Again, I request your specific consideration of the following with regard to SDI's visit:

The Goldstone report's conclusions on Israel's pre-planned attack on Gaza and its illegal economic siege.

The STUC's BDS policy, based on an extensive study of Israel's military, economic and human rights violations.

The evidence of Israeli apartheid, as presented by UN Rapporteur Richard Falk and other notable international figures.

I look forward to your more considered response on these matters.

Yours sincerely

John Hilley
For Glasgow Palestine Human Rights Campaign

A further exchange (11 January 2010):

Dear Mr Hilley

thanks for your return message.

In addition to my comments from my message to you on Friday, the position from the Scottish Government position regarding the situation in Gaza is very clear and the Deputy First Minister announced a package of humanitarian aid last year. The Scottish Ministers strongly believe that, in the longer term, only engagement and dialogue leading to a two state solution, based on the right of the Palestinian people to self-determination and the need for a safe and secure Israel and Palestine, can form the basis of a lasting peace in the Middle East.
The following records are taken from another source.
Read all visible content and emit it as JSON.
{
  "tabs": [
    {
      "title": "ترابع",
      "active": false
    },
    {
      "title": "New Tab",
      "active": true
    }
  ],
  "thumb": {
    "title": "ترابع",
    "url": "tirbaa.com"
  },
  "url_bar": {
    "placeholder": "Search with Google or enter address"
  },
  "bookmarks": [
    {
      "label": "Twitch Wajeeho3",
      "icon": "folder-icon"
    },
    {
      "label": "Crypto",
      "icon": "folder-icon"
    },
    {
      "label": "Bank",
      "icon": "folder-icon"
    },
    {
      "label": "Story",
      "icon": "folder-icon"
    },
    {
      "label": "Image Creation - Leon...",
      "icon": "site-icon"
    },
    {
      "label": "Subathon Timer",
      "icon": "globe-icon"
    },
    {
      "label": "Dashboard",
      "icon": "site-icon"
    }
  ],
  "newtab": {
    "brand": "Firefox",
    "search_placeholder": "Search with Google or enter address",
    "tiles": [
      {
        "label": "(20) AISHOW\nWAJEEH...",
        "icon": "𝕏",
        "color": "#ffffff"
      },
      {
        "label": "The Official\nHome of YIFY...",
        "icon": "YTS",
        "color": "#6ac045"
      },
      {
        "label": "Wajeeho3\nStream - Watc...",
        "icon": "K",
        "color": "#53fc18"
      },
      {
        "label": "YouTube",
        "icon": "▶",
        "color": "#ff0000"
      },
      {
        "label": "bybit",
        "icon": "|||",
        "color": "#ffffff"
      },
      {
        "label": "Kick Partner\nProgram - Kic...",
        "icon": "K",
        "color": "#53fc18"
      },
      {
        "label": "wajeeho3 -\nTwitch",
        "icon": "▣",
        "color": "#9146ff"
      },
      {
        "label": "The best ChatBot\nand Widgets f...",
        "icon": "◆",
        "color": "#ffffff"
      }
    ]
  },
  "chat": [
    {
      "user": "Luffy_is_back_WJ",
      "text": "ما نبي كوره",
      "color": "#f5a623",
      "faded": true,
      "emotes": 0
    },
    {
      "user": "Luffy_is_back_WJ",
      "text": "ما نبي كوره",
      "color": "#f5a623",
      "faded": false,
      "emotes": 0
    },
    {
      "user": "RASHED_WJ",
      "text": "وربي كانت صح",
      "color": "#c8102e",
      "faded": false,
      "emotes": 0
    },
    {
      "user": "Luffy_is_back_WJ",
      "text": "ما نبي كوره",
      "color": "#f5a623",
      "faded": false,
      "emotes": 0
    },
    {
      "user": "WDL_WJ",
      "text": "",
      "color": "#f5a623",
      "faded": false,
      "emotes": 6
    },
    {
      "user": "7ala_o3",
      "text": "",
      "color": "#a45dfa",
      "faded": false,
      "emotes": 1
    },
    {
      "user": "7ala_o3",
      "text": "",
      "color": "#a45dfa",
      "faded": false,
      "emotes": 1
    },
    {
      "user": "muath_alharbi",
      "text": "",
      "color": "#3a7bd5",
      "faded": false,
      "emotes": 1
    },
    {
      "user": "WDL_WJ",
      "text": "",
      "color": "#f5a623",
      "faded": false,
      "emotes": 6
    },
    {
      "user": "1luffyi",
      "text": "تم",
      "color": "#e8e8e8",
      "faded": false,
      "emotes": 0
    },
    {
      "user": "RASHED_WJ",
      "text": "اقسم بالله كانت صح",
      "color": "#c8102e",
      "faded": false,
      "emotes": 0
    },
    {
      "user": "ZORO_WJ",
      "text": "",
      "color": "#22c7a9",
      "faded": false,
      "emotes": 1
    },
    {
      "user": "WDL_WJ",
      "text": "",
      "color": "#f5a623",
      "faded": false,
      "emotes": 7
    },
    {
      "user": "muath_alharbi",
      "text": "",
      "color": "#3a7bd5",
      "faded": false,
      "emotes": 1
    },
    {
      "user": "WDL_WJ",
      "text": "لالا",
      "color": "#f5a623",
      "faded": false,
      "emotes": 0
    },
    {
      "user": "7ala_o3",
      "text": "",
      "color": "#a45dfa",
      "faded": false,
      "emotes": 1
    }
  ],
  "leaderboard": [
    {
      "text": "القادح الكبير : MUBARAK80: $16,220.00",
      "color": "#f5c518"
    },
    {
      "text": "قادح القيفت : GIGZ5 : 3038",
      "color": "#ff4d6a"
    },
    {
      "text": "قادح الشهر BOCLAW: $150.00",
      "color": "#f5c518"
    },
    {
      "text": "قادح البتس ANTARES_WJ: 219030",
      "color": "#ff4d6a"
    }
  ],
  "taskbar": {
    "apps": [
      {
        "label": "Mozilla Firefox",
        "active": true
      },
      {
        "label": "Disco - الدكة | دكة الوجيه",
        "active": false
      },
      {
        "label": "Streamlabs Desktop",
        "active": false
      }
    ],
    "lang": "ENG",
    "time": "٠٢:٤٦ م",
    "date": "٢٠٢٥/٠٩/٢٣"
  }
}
best regards

Anne MacColl
EMEA Operations DIrector, Scottish Development International

Dear Anne

Thanks for your further response.

Yes, I'm very aware of the humanitarian package and some Scottish ministers' concerns. But why should this be presented as some kind of mitigating argument for the SDI's trade visit?

The desire for "engagement and dialogue" is all very noble, but these 'well-intentioned' calls mean precisely nothing to a state zealously intent on maintaining its illegal occupation, murderous attacks and apartheid persecutions. How convenient to hide the imperatives of business and profit behind such ersatz peace talk.

The actual point of trade-related action - as with trade sanctions against South Africa - is to help push the principal aggressor party towards that very position of serious, engaged dialogue. Continuing to build and normalise trade and political relations only serves to legitimise the aggressor's behaviour, further negating any prospect of a just negotiation. The SDI is, thus, serving to intensify the problem, not diminish it.

The "need for a safe and secure Israel and Palestine" also falls into that same 'two sides to blame' cliche-speak so redolent of 'sensible business'. And it's always telling to see Israel's 'safety and security' noted first in such sentences.

There wiil be no just and durable peace in the Middle East until Israel's mass criminality is seriously challenged and checked by the 'respectable international community' of which SDI apparently forms a part. In its determination to forge closer ties with Israel, the SDI is, in effect, a complicit party to ongoing Palestinian suffering.

Yours sincerely

John Hilley
For Glasgow Palestine Human Rights Campaign

Scottish Parliamentary motion proposed by Sandra White (SNP) MSP:

S3M-05463 Sandra White (Glasgow) (Scottish National Party): Scottish Development International Trade Mission to Israel— That the Parliament notes with concern the proposed trade mission on 10 to 15 January 2010 organised by Scottish Development International (SDI) to Israel, a state that is currently in contravention of numerous United Nations General Assembly and Security Council resolutions and stands accused of serious violations of international human rights and humanitarian law during the Gaza conflict, amounting to war crimes and possibly crimes against humanity; notes that this trade mission was postponed in January 2009 after advice from the Foreign and Commonwealth Office in the wake of Israel’s December 2008 offensive, and, while welcoming the Scottish Government’s clear position on the situation in Gaza and the substantial package of humanitarian aid announced last year by the Deputy First Minister, urges SDI to reconsider its current stance while Israel continues to flout international law and stands accused of possible crimes against humanity.

Supported by: Patrick Harvie, Hugh O'Donnell, Bill Kidd, Christine Grahame, Shirley-Anne Somerville, Robin Harper, Dr Bill Wilson, Aileen Campbell, Mike Pringle, Elaine Smith, Hugh Henry, Angela Constance, Anne McLaughlin

Lodged on Thursday, January 07, 2010; Current